Friday 17 September

We’re ashore by 6am for our PCR test, and to hand over our papers. The nurse will pass these to the customs agent who will complete them once the results of our tests are back. We work all morning, and then some to make up time missed earlier in the week.

I’m very tired and feeling very introverted, so I spend the afternoon reading a book under the fan. The water is much choppier here than we’re used to, so I think it’s making me lethargic. That, or the very hectic week! Colin potters, and fixes some things here and there including fitting the second new winch button. We eat fish wraps for dinner and don’t stay up late. 

Saturday 18 September

We really have no idea if we’ll be released from quarantine or not today with it being the weekend. All we can really do is sit and wait, but not get too comfy in case we can move. I spend a lot of time catching up on blog writing, and Colin has some fun testing the life vests with one of the old gas canisters.

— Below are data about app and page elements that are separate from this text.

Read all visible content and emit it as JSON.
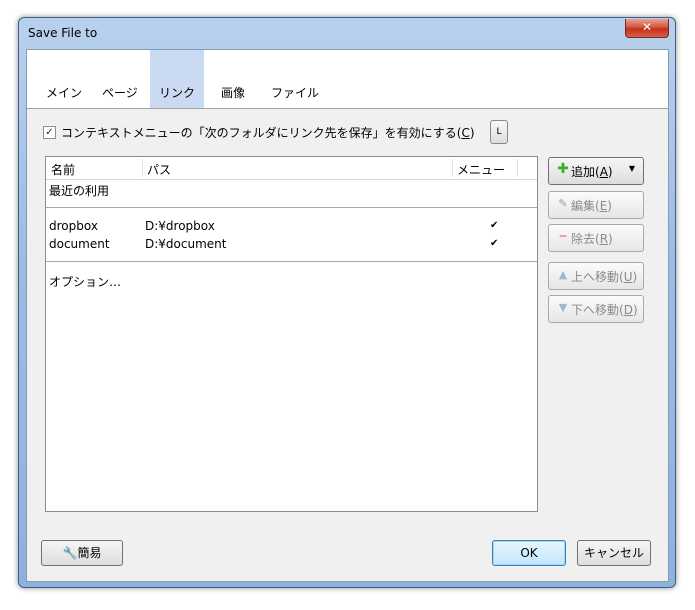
{
  "window": {
    "title": "Save File to",
    "close_glyph": "✕"
  },
  "tabs": [
    {
      "label": "メイン",
      "active": false
    },
    {
      "label": "ページ",
      "active": false
    },
    {
      "label": "リンク",
      "active": true
    },
    {
      "label": "画像",
      "active": false
    },
    {
      "label": "ファイル",
      "active": false
    }
  ],
  "option": {
    "checked": true,
    "label_prefix": "コンテキストメニューの「次のフォルダにリンク先を保存」を有効にする(",
    "accel": "C",
    "label_suffix": ")",
    "side_button": "L"
  },
  "list": {
    "columns": [
      "名前",
      "パス",
      "メニュー"
    ],
    "recent_label": "最近の利用",
    "rows": [
      {
        "name": "dropbox",
        "path": "D:¥dropbox",
        "menu": "✔"
      },
      {
        "name": "document",
        "path": "D:¥document",
        "menu": "✔"
      }
    ],
    "options_label": "オプション…"
  },
  "side_buttons": {
    "add": {
      "label": "追加(",
      "accel": "A",
      "suffix": ")",
      "enabled": true
    },
    "edit": {
      "label": "編集(",
      "accel": "E",
      "suffix": ")",
      "enabled": false
    },
    "remove": {
      "label": "除去(",
      "accel": "R",
      "suffix": ")",
      "enabled": false
    },
    "up": {
      "label": "上へ移動(",
      "accel": "U",
      "suffix": ")",
      "enabled": false
    },
    "down": {
      "label": "下へ移動(",
      "accel": "D",
      "suffix": ")",
      "enabled": false
    }
  },
  "footer": {
    "simple_label": "簡易",
    "ok_label": "OK",
    "cancel_label": "キャンセル"
  },
  "colors": {
    "active_tab": "#c9daf2",
    "titlebar": "#9fbde3",
    "close": "#c5301a",
    "add_icon": "#3cae2c"
  }
}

We get word at noon that we’re cleared and can collect our papers. This is great news as it means we can make it to Bequia tomorrow! We head ashore to the office of Wind and Sea charters who cover customs services. Payment must be in cash, which we don’t have, so we walk along the main street. We find lunch, pilau rice with chicken, at The Local, which is playing ear-splitting music. Then we visit the ATM before going back to Wind and Sea. Our arrival PCR tests, mooring, agents fee and cruising permit cost us USD286 in total – changing country in Covid times is not cheap!

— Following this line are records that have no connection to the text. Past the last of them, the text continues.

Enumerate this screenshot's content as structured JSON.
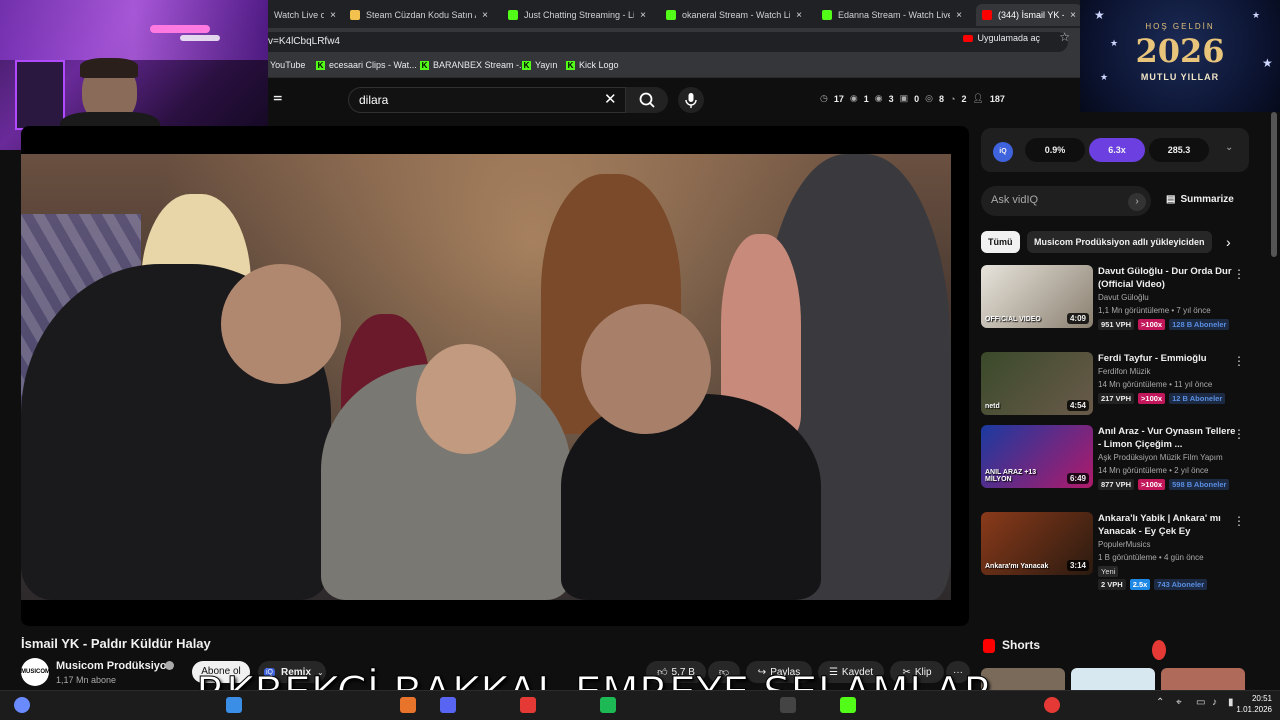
{
  "browser": {
    "tabs": [
      {
        "label": "Watch Live o",
        "color": "#53fc18"
      },
      {
        "label": "Steam Cüzdan Kodu Satın Al - ",
        "color": "#f2c14e"
      },
      {
        "label": "Just Chatting Streaming - Live",
        "color": "#53fc18"
      },
      {
        "label": "okaneral Stream - Watch Live o",
        "color": "#53fc18"
      },
      {
        "label": "Edanna Stream - Watch Live o",
        "color": "#53fc18"
      },
      {
        "label": "(344) İsmail YK - Paldır K",
        "color": "#ff0000"
      }
    ],
    "tab_close": "×",
    "url": "v=K4lCbqLRfw4",
    "open_app": "Uygulamada aç",
    "bookmarks": [
      {
        "label": "YouTube",
        "icon": "youtube-icon"
      },
      {
        "label": "ecesaari Clips - Wat...",
        "icon": "kick-icon"
      },
      {
        "label": "BARANBEX Stream -...",
        "icon": "kick-icon"
      },
      {
        "label": "Yayın",
        "icon": "kick-icon"
      },
      {
        "label": "Kick Logo",
        "icon": "kick-icon"
      }
    ]
  },
  "youtube_header": {
    "filter_label": "er",
    "search_value": "dilara",
    "stats": [
      "17",
      "1",
      "3",
      "0",
      "8",
      "2",
      "187"
    ]
  },
  "banner": {
    "greeting": "HOŞ GELDİN",
    "year": "2026",
    "wish": "MUTLU YILLAR"
  },
  "video": {
    "title": "İsmail YK - Paldır Küldür Halay",
    "channel": "Musicom Prodüksiyon",
    "channel_avatar_text": "MUSICOM",
    "subscribers": "1,17 Mn abone",
    "subscribe_label": "Abone ol",
    "remix_label": "Remix",
    "remix_badge": "iQ",
    "likes": "5,7 B",
    "share_label": "Paylaş",
    "save_label": "Kaydet",
    "clip_label": "Klip",
    "more": "···"
  },
  "sidebar": {
    "iq_badge": "iQ",
    "iq_values": [
      "0.9%",
      "6.3x",
      "285.3"
    ],
    "ask_placeholder": "Ask vidIQ",
    "summarize_label": "Summarize",
    "chips": [
      "Tümü",
      "Musicom Prodüksiyon adlı yükleyiciden"
    ],
    "recommendations": [
      {
        "title": "Davut Güloğlu - Dur Orda Dur (Official Video)",
        "channel": "Davut Güloğlu",
        "meta": "1,1 Mn görüntüleme • 7 yıl önce",
        "duration": "4:09",
        "vph": "951 VPH",
        "mult": ">100x",
        "subs": "128 B Aboneler",
        "thumb_text": "OFFICIAL VIDEO",
        "thumb_colors": [
          "#e8e4dc",
          "#8a8070"
        ]
      },
      {
        "title": "Ferdi Tayfur - Emmioğlu",
        "channel": "Ferdifon Müzik",
        "meta": "14 Mn görüntüleme • 11 yıl önce",
        "duration": "4:54",
        "vph": "217 VPH",
        "mult": ">100x",
        "subs": "12 B Aboneler",
        "thumb_text": "netd",
        "thumb_colors": [
          "#3a4a2a",
          "#6a5a4a"
        ]
      },
      {
        "title": "Anıl Araz - Vur Oynasın Tellere - Limon Çiçeğim ...",
        "channel": "Aşk Prodüksiyon Müzik Film Yapım",
        "meta": "14 Mn görüntüleme • 2 yıl önce",
        "duration": "6:49",
        "vph": "877 VPH",
        "mult": ">100x",
        "subs": "598 B Aboneler",
        "thumb_text": "ANIL ARAZ +13 MİLYON",
        "thumb_colors": [
          "#1a3aa0",
          "#b01a6a"
        ]
      },
      {
        "title": "Ankara'lı Yabik | Ankara' mı Yanacak - Ey Çek Ey",
        "channel": "PopulerMusics",
        "meta": "1 B görüntüleme • 4 gün önce",
        "duration": "3:14",
        "new_label": "Yeni",
        "vph": "2 VPH",
        "mult": "2.5x",
        "subs": "743 Aboneler",
        "thumb_text": "Ankara'mı Yanacak",
        "thumb_colors": [
          "#8a3a1a",
          "#2a1a10"
        ]
      }
    ],
    "shorts_label": "Shorts"
  },
  "overlay_text": "RKBEKCİ BAKKAL EMREYE SELAMLAR",
  "taskbar": {
    "time": "20:51",
    "date": "1.01.2026"
  }
}
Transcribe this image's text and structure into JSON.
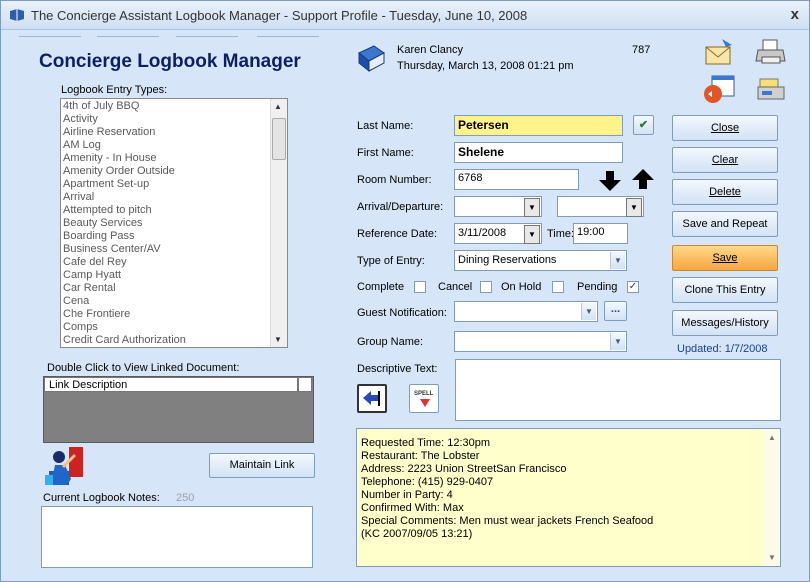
{
  "window": {
    "title": "The Concierge Assistant Logbook Manager - Support Profile - Tuesday, June 10, 2008",
    "close": "x"
  },
  "app_title": "Concierge Logbook Manager",
  "entry_types": {
    "label": "Logbook Entry Types:",
    "items": [
      "4th of July BBQ",
      "Activity",
      "Airline Reservation",
      "AM Log",
      "Amenity - In House",
      "Amenity Order Outside",
      "Apartment Set-up",
      "Arrival",
      "Attempted to pitch",
      "Beauty Services",
      "Boarding Pass",
      "Business Center/AV",
      "Cafe del Rey",
      "Camp Hyatt",
      "Car Rental",
      "Cena",
      "Che Frontiere",
      "Comps",
      "Credit Card Authorization"
    ]
  },
  "linked_docs": {
    "label": "Double Click to View Linked Document:",
    "column": "Link Description"
  },
  "maintain_link": "Maintain Link",
  "notes": {
    "label": "Current Logbook Notes:",
    "count": "250"
  },
  "user": {
    "name": "Karen Clancy",
    "datetime": "Thursday,  March 13, 2008   01:21 pm",
    "record_id": "787"
  },
  "form": {
    "last_name_label": "Last Name:",
    "last_name": "Petersen",
    "first_name_label": "First Name:",
    "first_name": "Shelene",
    "room_label": "Room Number:",
    "room": "6768",
    "arrival_label": "Arrival/Departure:",
    "arrival": "",
    "departure": "",
    "ref_date_label": "Reference Date:",
    "ref_date": "3/11/2008",
    "time_label": "Time:",
    "time": "19:00",
    "type_label": "Type of Entry:",
    "type": "Dining Reservations",
    "complete_label": "Complete",
    "cancel_label": "Cancel",
    "onhold_label": "On Hold",
    "pending_label": "Pending",
    "pending_checked": "✓",
    "guest_notif_label": "Guest Notification:",
    "guest_notif": "",
    "ellipsis": "...",
    "group_label": "Group Name:",
    "group": "",
    "desc_label": "Descriptive Text:",
    "spell": "SPELL"
  },
  "buttons": {
    "close": "Close",
    "clear": "Clear",
    "delete": "Delete",
    "save_repeat": "Save and Repeat",
    "save": "Save",
    "clone": "Clone This Entry",
    "messages": "Messages/History"
  },
  "updated": "Updated: 1/7/2008",
  "details_lines": [
    "Requested Time: 12:30pm",
    "Restaurant: The Lobster",
    "Address: 2223 Union StreetSan Francisco",
    "Telephone: (415) 929-0407",
    "Number in Party: 4",
    "Confirmed With: Max",
    "Special Comments: Men must wear jackets French Seafood",
    " (KC 2007/09/05 13:21)"
  ],
  "colors": {
    "accent_title": "#0f1f66",
    "highlight_field": "#fff38a",
    "notes_bg": "#ffffcc",
    "save_button": "#f7a640",
    "updated_text": "#1a3f9c"
  }
}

Safe at Salt Whistle

We head back to Mirounga, and by half 1 we’re on the move again. This time it’s just a short motor to Salt Whistle Bay on Mayreau, a bay we know well. The anchor doesn’t hold on the first two attempts as there’s a lot of seagrass, so we try a different spot. We get it set securely in a nice place on the fourth attempt. Of course, a Tobago Cays Marine Park attendant is soon over to say we’re too close to a mooring. He consents that we can stay there but pay half price for the mooring. Given the sheer abundance of mooring balls compared to boats, it’s absurd.

We decide to move again. Fifth time lucky. We get a really good bite in clear sand, but we’ve only got 4ft of water below the keel. We’re aware we could swing very close to the beach. Still, it’s beautiful. I go back to writing, and Colin makes us burnt pizza for dinner. 

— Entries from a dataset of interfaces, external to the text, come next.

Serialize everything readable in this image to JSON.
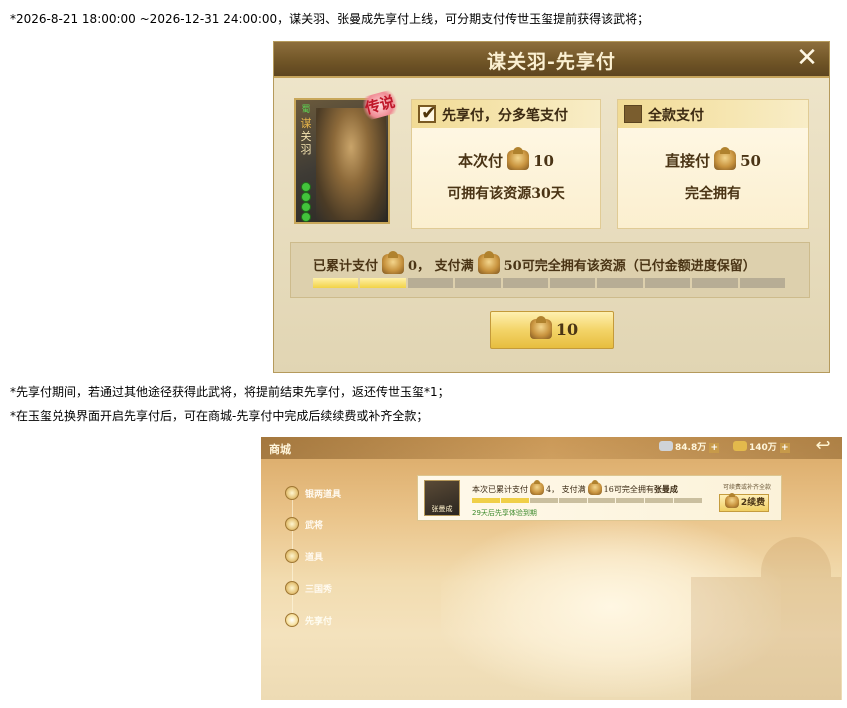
{
  "intro_text": "*2026-8-21 18:00:00 ~2026-12-31 24:00:00，谋关羽、张曼成先享付上线，可分期支付传世玉玺提前获得该武将；",
  "dialog": {
    "title": "谋关羽-先享付",
    "close_symbol": "✕",
    "card": {
      "faction": "蜀",
      "name_chars": [
        "谋",
        "关",
        "羽"
      ],
      "rarity_badge": "传说"
    },
    "option_installment": {
      "title": "先享付，分多笔支付",
      "checked": true,
      "price_label": "本次付",
      "price_value": "10",
      "sub_text": "可拥有该资源30天"
    },
    "option_full": {
      "title": "全款支付",
      "checked": false,
      "price_label": "直接付",
      "price_value": "50",
      "sub_text": "完全拥有"
    },
    "progress": {
      "prefix": "已累计支付",
      "paid": "0，",
      "middle": "支付满",
      "total": "50",
      "suffix": "可完全拥有该资源（已付金额进度保留）",
      "segments_total": 10,
      "segments_filled": 2
    },
    "pay_button_value": "10"
  },
  "note1": "*先享付期间，若通过其他途径获得此武将，将提前结束先享付，返还传世玉玺*1；",
  "note2": "*在玉玺兑换界面开启先享付后，可在商城-先享付中完成后续续费或补齐全款；",
  "shop": {
    "title": "商城",
    "currency_silver": "84.8万",
    "currency_gold": "140万",
    "back_symbol": "↩",
    "nav": [
      "银两道具",
      "武将",
      "道具",
      "三国秀",
      "先享付"
    ],
    "active_nav": "先享付",
    "entry": {
      "avatar_name": "张曼成",
      "text_prefix": "本次已累计支付",
      "paid": "4，",
      "text_middle": "支付满",
      "total": "16",
      "text_suffix": "可完全拥有",
      "general_name": "张曼成",
      "days_text": "29天后先享体验到期",
      "hint": "可续费或补齐全款",
      "renew_value": "2",
      "renew_label": "续费",
      "segments_total": 8,
      "segments_filled": 2
    }
  },
  "colors": {
    "dialog_header": "#6f5426",
    "accent_gold": "#f2d247",
    "text_brown": "#4a3415",
    "days_green": "#3c8a2c"
  }
}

Hi Turtle

Going home

The next day, we woke up to utter beauty. Salt Whistle Bay is glorious in the morning. We had an absurdly chilled motor sail back to Bequia and were anchored by Princess Margaret Beach next to our friends on SV Turtle by 2pm. That night, we caught up with everyone at Ray’s beach party and passed around a bottle of 70% Sunset Rum in the dark to toast the birthday boy.

Life back in Bequia has been bliss.

Beautiful Bequia

It’s like being home. We’ve made the rounds of favourite eateries, including being treated to an impromptu romantic meal by Daffodil at Open Deck. We enjoyed cocktails at Bequia Underground and Jacks, and said hi to Drasi and Kevin at Mac’s on Pizza Special Saturday. We’ve listened to Elfic play at Sailors Cafe, and caught up with Angelique at Maria’s. We were able to do laundry – no handwashing for us. We’ve had a predictable number of visits to Venture and Dockside Marine.

Dinner at Daffodils

In the week and a half we were back we spent so much time with Turtle’s Marie, Steve and their kids Violet and Joe. And we’ve done new things – Marie and I took a long walk along the beach, and we’ve had a couple of family hairdressing afternoons on the beach. We had a lovely cool rainy weekend. And we’ve really loved having our kayak, with almost daily sunset paddles. We’ve also been helping family members book trips to come to stay on Mirounga with us over winter, which is exciting.

I’ve relaxed more and more. I’m using social media less and reading more. And we’re better together. We’re less snippy, and happier in each others’ company. Colin has now finished work until next spring, and I’m looking forward to doing the same at the end of this month.

We’re taking a few days away at Sandy Lane Yacht Club and Tobago Cays but I’m already looking forward to being back in Bequia for our last couple of weeks there before we start the journey north for the high season.